§ **WHAT YOU SHOULD DO**
Read through the lines below for the string "icon" and copy each one that has it.

§ **EXTRACTED INFORMATION**

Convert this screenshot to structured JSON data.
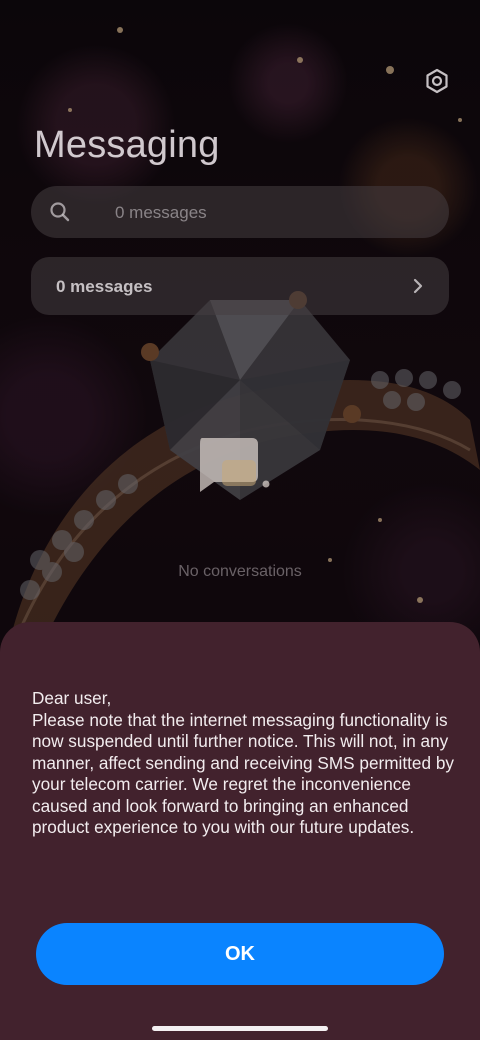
{
  "app": {
    "title": "Messaging"
  },
  "header": {
    "settings_icon": "gear-icon"
  },
  "search": {
    "placeholder": "0 messages",
    "icon": "search-icon"
  },
  "message_summary": {
    "label": "0 messages",
    "icon": "chevron-right-icon"
  },
  "empty_state": {
    "icon": "chat-bubble-icon",
    "label": "No conversations"
  },
  "notice_sheet": {
    "greeting": "Dear user,",
    "body": "Please note that the internet messaging functionality is now suspended until further notice. This will not, in any manner, affect sending and receiving SMS permitted by your telecom carrier. We regret the inconvenience caused and look forward to bringing an enhanced product experience to you with our future updates.",
    "ok_label": "OK"
  },
  "colors": {
    "sheet_background": "#42222d",
    "primary_button": "#0a84ff",
    "button_text": "#ffffff"
  }
}
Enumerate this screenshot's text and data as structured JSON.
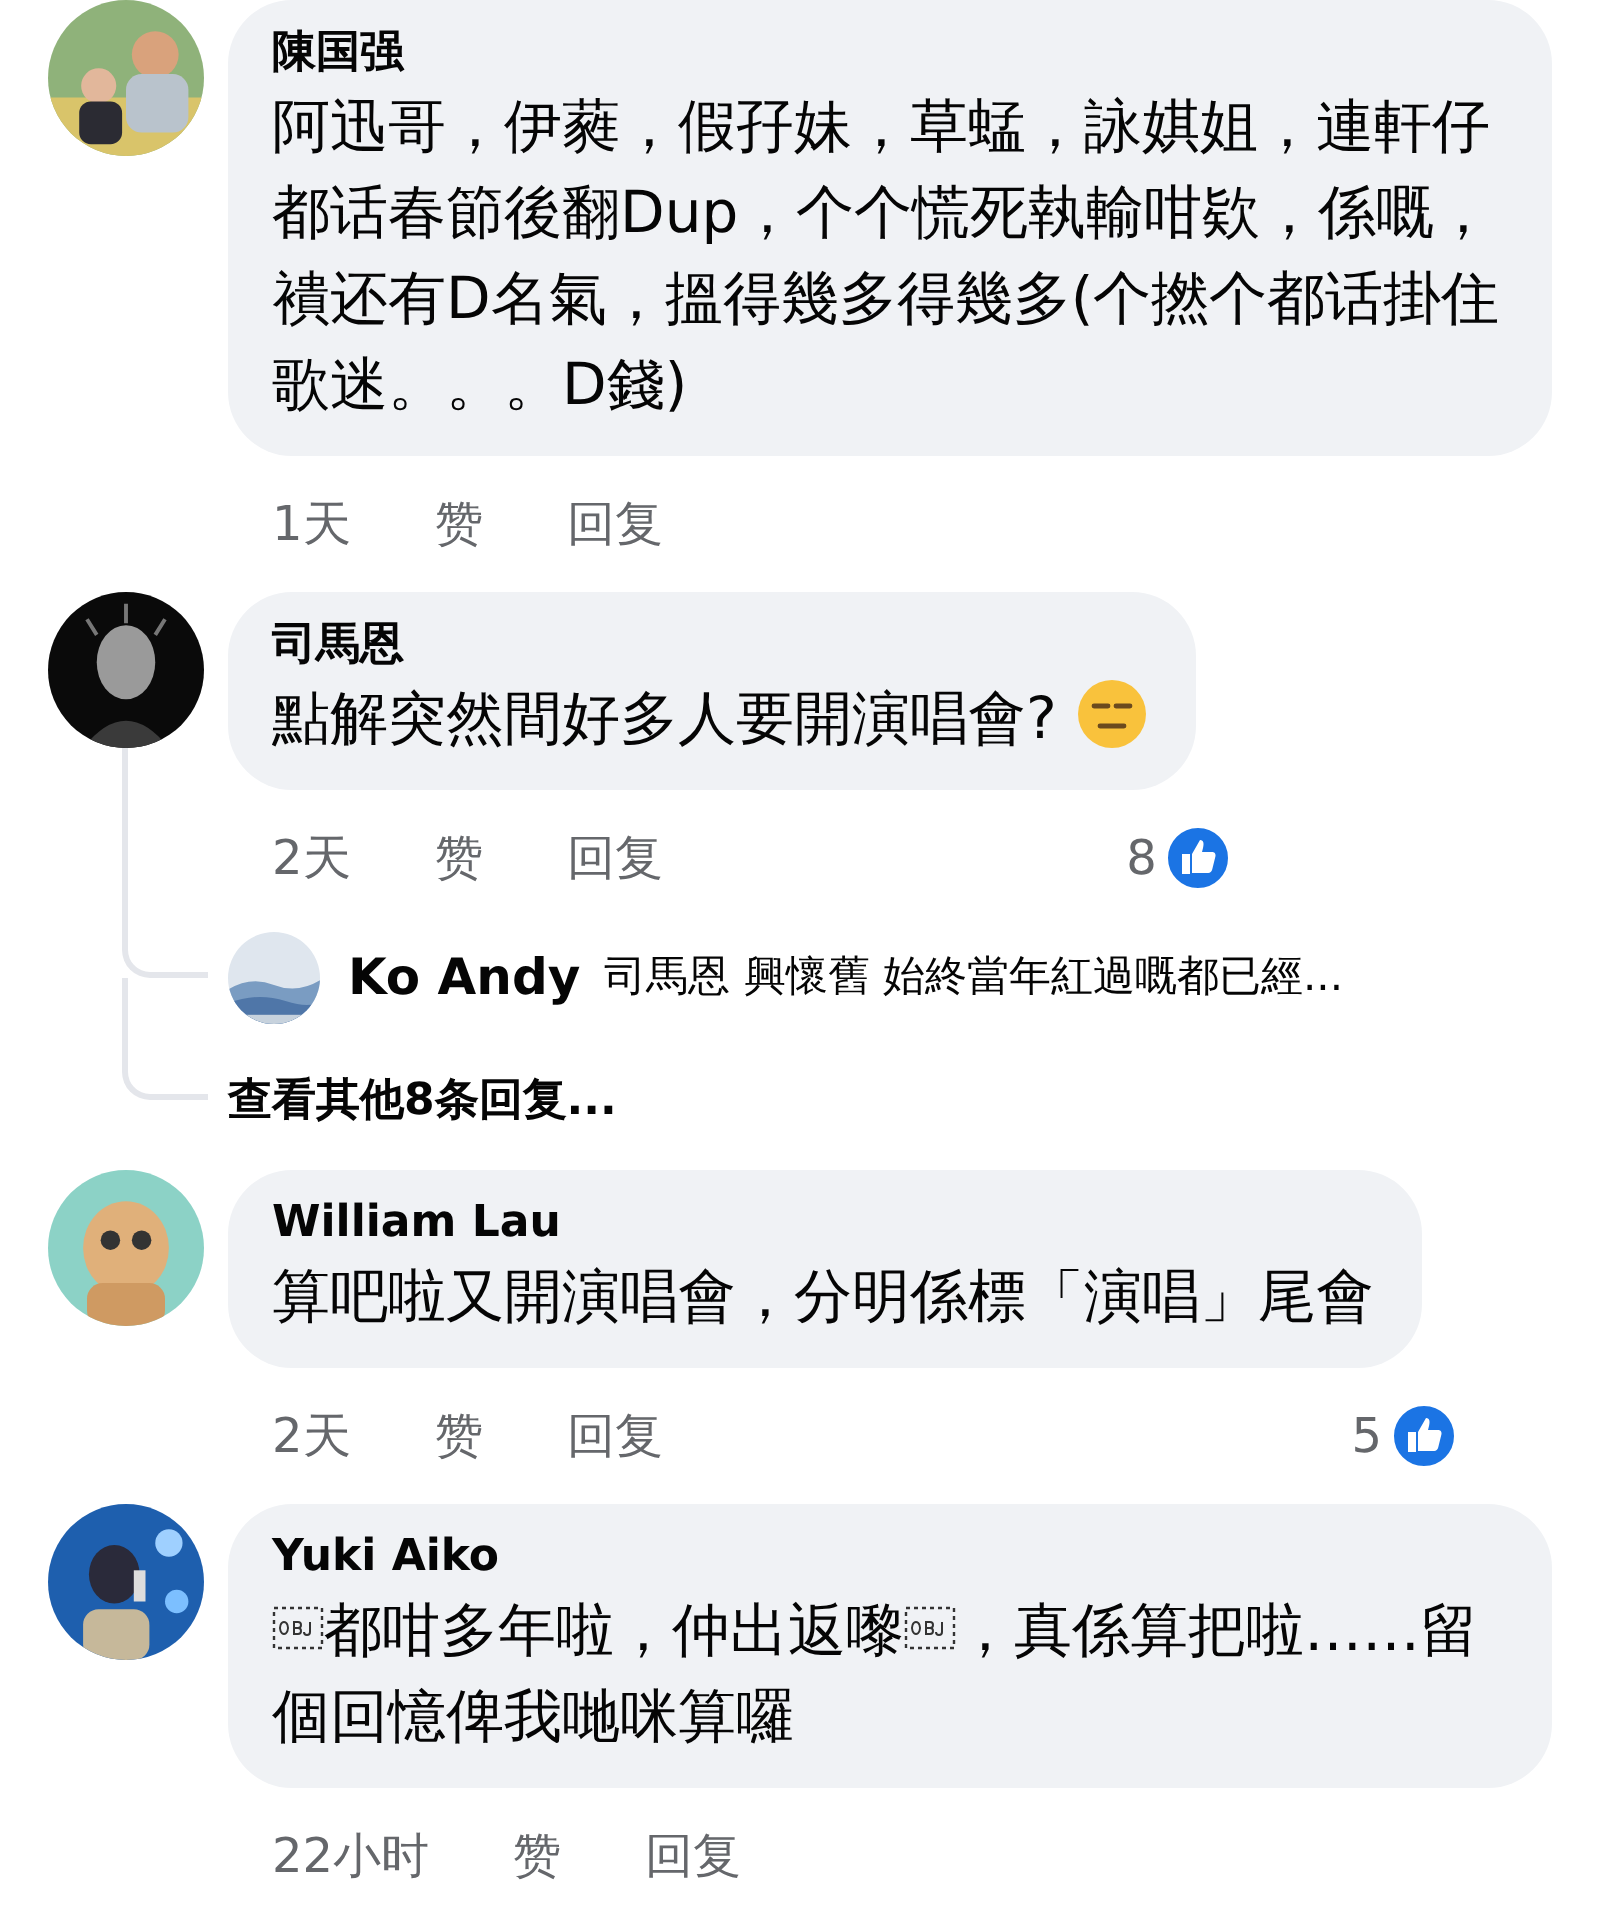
{
  "comments": [
    {
      "author": "陳国强",
      "segments": [
        {
          "kind": "text",
          "text": "阿迅哥，伊蕤，假孖妹，草蜢，詠娸姐，連軒仔都话春節後翻Dup，个个慌死執輸咁欵，係嘅，䙡还有D名氣，搵得幾多得幾多(个撚个都话掛住歌迷。。。D錢)"
        }
      ],
      "emoji": false,
      "time": "1天",
      "like": "赞",
      "reply": "回复"
    },
    {
      "author": "司馬恩",
      "segments": [
        {
          "kind": "text",
          "text": "點解突然間好多人要開演唱會?"
        }
      ],
      "emoji": true,
      "time": "2天",
      "like": "赞",
      "reply": "回复",
      "like_count": "8",
      "replies": [
        {
          "author": "Ko Andy",
          "text": "司馬恩 興懷舊 始終當年紅過嘅都已經..."
        }
      ],
      "more_replies": "查看其他8条回复..."
    },
    {
      "author": "William Lau",
      "segments": [
        {
          "kind": "text",
          "text": "算吧啦又開演唱會，分明係標「演唱」尾會"
        }
      ],
      "emoji": false,
      "time": "2天",
      "like": "赞",
      "reply": "回复",
      "like_count": "5"
    },
    {
      "author": "Yuki Aiko",
      "segments": [
        {
          "kind": "object"
        },
        {
          "kind": "text",
          "text": "都咁多年啦，仲出返嚟"
        },
        {
          "kind": "object"
        },
        {
          "kind": "text",
          "text": "，真係算把啦……留個回憶俾我哋咪算囉"
        }
      ],
      "emoji": false,
      "time": "22小时",
      "like": "赞",
      "reply": "回复"
    }
  ]
}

§ **RESULT OF THE TASK**
    "settings_icon": "gear-icon"
    "icon": "search-icon"
    "icon": "chevron-right-icon"
    "icon": "chat-bubble-icon",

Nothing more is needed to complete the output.